Work request
Work through the entries below and report how many lines include "Experiência". The number alone is the answer.

↓↓↓

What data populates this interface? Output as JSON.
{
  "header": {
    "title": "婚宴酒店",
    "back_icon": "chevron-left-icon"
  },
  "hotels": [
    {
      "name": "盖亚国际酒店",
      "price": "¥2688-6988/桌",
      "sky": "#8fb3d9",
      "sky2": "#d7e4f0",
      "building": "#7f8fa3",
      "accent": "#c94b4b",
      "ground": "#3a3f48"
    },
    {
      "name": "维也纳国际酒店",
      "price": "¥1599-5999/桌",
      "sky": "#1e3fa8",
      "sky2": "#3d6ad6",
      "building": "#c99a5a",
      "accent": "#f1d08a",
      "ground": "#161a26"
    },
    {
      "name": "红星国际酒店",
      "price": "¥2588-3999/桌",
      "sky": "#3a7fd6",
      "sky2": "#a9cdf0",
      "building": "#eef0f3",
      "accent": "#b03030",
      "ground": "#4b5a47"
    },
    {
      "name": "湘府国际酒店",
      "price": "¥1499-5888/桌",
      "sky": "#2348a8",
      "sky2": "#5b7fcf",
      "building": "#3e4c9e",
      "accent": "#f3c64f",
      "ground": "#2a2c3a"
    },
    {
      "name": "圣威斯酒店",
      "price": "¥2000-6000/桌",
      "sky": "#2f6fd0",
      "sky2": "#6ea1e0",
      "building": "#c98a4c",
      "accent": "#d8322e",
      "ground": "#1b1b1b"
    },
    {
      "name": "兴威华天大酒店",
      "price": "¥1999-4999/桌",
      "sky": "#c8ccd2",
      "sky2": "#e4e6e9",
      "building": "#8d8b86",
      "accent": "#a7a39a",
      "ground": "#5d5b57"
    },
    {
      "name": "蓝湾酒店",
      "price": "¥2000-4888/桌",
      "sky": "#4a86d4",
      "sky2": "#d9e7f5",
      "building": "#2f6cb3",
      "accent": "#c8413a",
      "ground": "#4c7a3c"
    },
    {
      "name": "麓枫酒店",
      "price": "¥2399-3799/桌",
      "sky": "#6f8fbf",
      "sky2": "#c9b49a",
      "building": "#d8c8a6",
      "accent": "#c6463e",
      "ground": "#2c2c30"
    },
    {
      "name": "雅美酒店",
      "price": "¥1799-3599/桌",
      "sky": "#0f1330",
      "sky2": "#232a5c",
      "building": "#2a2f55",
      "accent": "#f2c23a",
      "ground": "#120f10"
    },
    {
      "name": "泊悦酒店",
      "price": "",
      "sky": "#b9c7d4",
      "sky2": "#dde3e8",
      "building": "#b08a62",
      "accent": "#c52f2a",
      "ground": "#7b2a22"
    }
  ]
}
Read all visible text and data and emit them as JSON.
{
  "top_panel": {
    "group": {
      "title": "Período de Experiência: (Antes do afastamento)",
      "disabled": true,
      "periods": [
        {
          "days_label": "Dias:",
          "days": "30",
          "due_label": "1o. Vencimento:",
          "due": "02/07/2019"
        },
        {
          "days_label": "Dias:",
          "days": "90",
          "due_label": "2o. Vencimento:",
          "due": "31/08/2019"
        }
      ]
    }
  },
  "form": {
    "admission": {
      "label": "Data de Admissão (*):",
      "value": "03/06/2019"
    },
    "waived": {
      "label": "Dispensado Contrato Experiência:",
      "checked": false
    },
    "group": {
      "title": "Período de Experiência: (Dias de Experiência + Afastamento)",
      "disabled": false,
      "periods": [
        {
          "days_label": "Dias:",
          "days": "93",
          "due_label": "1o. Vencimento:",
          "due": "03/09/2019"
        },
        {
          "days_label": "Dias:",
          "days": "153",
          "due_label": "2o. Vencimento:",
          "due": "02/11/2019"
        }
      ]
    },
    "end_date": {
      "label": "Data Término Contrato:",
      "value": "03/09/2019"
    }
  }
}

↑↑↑

Exercise result
3